I had a friend who was searching her local library for a copy of The Eye of the World by Robert Jordan and couldn’t find it – she did a title search, she did an author search, and she did a keyword search – but the system in question (and many more that she tried) had most of those words listed as stop words. What if you have a patron searching for It by Stephen King? Or the O magazine? These are searches I do when demoing Koha because Koha can find these titles when many other systems can’t.

I’ve gone into a rant now – but my point is – stop blaming others – stop accepting the status quo and go out there and support the libraries who are working to fix things for our patrons – support and use open source and you’ll be shocked at how everything you thought about library automation changes.

WordPress is for more than blogging

When people approach me about content management systems such as Drupal and Joomla I ask if they have considered WordPress – I almost always get a blank stare. This is because WordPress has a reputation of being for blogging – and just for blogging.

I use WordPress for my book sites and for any other sites I’m asked to work on. I love using WordPress as a CMS, it’s so much less clunky than some of the other options – and doesn’t take a lot to learn (even when they upgrade and move things around). This fall I’ll be teaching a few classes on how to use WordPress for your entire library website – but for now I found this awesome list that can help you get started if you want to go it alone. The post entitled 300+ Resources to Help You Become a WordPress Expert has so many awesome resources – including a section on using WordPress as your CMS.

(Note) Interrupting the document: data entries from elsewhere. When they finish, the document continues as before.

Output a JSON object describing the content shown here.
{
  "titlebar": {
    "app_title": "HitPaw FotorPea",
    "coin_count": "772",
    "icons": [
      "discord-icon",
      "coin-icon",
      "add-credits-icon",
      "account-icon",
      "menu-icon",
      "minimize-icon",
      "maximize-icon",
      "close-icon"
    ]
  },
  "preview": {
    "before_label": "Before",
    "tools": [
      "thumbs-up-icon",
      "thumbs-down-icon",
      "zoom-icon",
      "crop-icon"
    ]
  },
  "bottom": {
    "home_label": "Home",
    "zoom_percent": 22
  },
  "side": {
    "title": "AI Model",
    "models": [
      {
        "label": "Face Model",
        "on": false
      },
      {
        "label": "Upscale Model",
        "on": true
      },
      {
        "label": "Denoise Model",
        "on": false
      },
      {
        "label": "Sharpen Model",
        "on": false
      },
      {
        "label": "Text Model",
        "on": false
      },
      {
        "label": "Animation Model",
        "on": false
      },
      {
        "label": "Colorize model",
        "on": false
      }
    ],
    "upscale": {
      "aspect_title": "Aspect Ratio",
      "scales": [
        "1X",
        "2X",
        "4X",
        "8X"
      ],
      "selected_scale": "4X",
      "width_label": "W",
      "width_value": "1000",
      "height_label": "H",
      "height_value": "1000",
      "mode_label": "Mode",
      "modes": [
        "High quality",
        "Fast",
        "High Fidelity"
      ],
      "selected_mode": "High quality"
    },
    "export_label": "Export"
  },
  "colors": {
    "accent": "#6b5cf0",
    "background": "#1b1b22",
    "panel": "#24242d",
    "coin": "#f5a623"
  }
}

If you’re using WordPress for your library site already, let me know and I’ll be sure to feature you in my class :)

Library Association Memberships

This is potentially a controversial issue – but it has to be said.

I just renewed my SLA membership, the only library association I belong to. Why is it the only one? I love the people at SLA, the courses they offer and how they keep up with the times and technologies. Even with all of that, I wouldn’t be a member if they treated members the same way some of the other associations do.

I was recently asked to participate in an interest group for an association. I said, ‘heck yeah, but I’m not a member do I have to be?’ Apparently I can participate for a period of time without being a member – but why not join the association?? It’s simple. I do a lot of speaking and I have only one rule when it comes to speaking – I will not pay to speak for an association (local libraries – sure – but big associations – fat chance). I will accept a reimbursement of my expenses (without honorarium) in most cases, but I will not pay out of pocket to speak for an association when I can educate librarians at no cost to me via several other venues.

Today I filled out forms to speak at 3 conferences. Two of them require that members speak without any compensation and I just can’t live with that – so I don’t join. I spoke at a state conference last year and had to fight to get my mileage reimbursed because they insisted that association members and librarians who work in the state don’t get paid to speak. Why?

I want to belong to more associations, I want to help the library profession and share my knowledge, but I do not want to – and will not – go bankrupt doing so.

So there you go, that’s the reason I am not a member of many library associations that I would love to join (and pay for membership in). That’s the reason you’ll be seeing me at so many conferences next year – because I’m not a member and that means I can actually afford to come speak to you.